The autogyro, the precursor to modern gyrocopters, was distinct in its design and operation. Unlike helicopters, whose rotors are powered, the autogyro's rotor blades were unpowered and spun freely in the wind through a process known as autorotation. Forward thrust was provided by a conventional engine and propeller. This design fundamentally addressed the issue of stall and spin in fixed-wing aircraft, offering a safer alternative, particularly at low speeds.
Technological advancements and World War II
The 1930s saw significant advancements in gyrocopter technology, with improvements in rotor design and control systems. However, it was during World War II that gyrocopters found a practical application. They were employed primarily for observation and reconnaissance missions due to their ability to hover and manoeuvre at low speeds, which was particularly advantageous for gathering intelligence and surveillance. Gyrocopters' unique flight characteristics made them less vulnerable to enemy fire compared to traditional fixed-wing aircraft, which needed to maintain higher speeds.
Post-war developments and the shift to modern gyrocopters
In the post-war era, the focus shifted from autogyros to helicopters, which offered greater control and versatility. However, gyrocopters continued to evolve independently. The late 20th century witnessed a resurgence in interest in gyrocopters, particularly in the recreational aviation sector. This period was marked by significant technological advancements, including more efficient rotor designs and the introduction of lightweight, powerful engines, which enhanced the performance and reliability of gyrocopters.
Modern gyrocopters: a blend of technology and recreation
Today's gyrocopters represent a harmonious blend of historical principles and modern technology. Modern designs boast sophisticated aerodynamic features, advanced materials, and state-of-the-art avionics. These improvements have not only made gyrocopters safer but also more accessible to aviation enthusiasts.
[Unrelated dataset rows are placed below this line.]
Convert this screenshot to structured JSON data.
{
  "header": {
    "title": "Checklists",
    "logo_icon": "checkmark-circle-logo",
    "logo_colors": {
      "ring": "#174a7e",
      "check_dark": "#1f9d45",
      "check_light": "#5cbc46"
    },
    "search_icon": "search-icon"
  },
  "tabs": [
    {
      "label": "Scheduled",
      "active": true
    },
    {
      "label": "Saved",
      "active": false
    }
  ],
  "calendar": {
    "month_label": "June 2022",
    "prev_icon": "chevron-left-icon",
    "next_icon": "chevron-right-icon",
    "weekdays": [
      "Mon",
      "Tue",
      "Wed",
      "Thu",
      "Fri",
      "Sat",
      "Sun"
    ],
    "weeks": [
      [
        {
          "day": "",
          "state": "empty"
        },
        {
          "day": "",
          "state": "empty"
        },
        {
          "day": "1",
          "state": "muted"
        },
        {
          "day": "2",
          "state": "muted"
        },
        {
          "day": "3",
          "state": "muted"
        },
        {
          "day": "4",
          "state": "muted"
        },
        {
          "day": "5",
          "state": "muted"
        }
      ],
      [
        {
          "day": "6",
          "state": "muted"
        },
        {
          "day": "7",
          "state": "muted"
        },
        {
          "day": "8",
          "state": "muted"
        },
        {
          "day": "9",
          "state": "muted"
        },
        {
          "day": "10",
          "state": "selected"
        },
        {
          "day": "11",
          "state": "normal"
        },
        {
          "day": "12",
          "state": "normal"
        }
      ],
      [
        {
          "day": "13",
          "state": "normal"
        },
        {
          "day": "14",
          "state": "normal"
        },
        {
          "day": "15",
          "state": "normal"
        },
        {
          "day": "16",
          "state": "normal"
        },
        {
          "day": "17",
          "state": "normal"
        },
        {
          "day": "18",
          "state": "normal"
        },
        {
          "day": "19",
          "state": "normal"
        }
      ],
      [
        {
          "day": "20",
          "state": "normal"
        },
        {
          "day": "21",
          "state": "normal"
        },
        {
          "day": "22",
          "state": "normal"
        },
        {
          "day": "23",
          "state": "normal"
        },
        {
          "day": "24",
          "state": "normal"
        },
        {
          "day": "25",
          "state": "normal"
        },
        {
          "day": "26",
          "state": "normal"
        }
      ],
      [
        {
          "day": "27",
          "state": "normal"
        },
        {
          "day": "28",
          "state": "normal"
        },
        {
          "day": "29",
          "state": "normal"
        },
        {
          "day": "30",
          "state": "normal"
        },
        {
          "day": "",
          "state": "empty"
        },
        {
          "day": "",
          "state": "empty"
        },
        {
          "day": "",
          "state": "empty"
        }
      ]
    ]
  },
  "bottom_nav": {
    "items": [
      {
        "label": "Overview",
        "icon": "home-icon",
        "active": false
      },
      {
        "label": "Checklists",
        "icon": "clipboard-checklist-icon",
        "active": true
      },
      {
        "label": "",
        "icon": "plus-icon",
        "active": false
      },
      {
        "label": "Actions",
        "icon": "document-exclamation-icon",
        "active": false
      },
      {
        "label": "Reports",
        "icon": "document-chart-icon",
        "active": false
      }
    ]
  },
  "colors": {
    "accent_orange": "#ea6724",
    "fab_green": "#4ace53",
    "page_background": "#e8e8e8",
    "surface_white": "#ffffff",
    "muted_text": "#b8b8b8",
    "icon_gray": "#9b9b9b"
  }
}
Modern gyrocopters are predominantly used in the recreational sector. Their relatively low cost, simplicity of operation, and unique flying characteristics make them an appealing choice for hobbyists and flying enthusiasts. Moreover, their ability to take off and land in short distances, coupled with their stability in turbulent air, makes them well-suited for a range of activities, from aerial photography to wildlife monitoring.
The future of gyrocopters: potential and possibilities
Looking to the future, gyrocopters hold significant potential. As technology continues to advance, we are likely to see even more efficient and environmentally friendly gyrocopters. Electric propulsion, for instance, could revolutionise the gyrocopter, reducing its environmental footprint and operational costs.
There is also growing interest in using gyrocopters for practical applications beyond recreation. Their low operating costs and unique flight capabilities make them suitable for tasks like agricultural monitoring, search and rescue operations, and even short-distance transportation in urban areas.
The evolution of gyrocopters from early autogyros to modern sophisticated aircraft is a journey of innovation and adaptation. While they may not have garnered the same attention as their fixed-wing and rotary-wing counterparts, gyrocopters have carved out a unique place in the world of aviation. With ongoing technological advancements and a growing recognition of their capabilities, gyrocopters continue to soar, not just as relics of aviation history, but as dynamic, evolving machines poised for a bright future.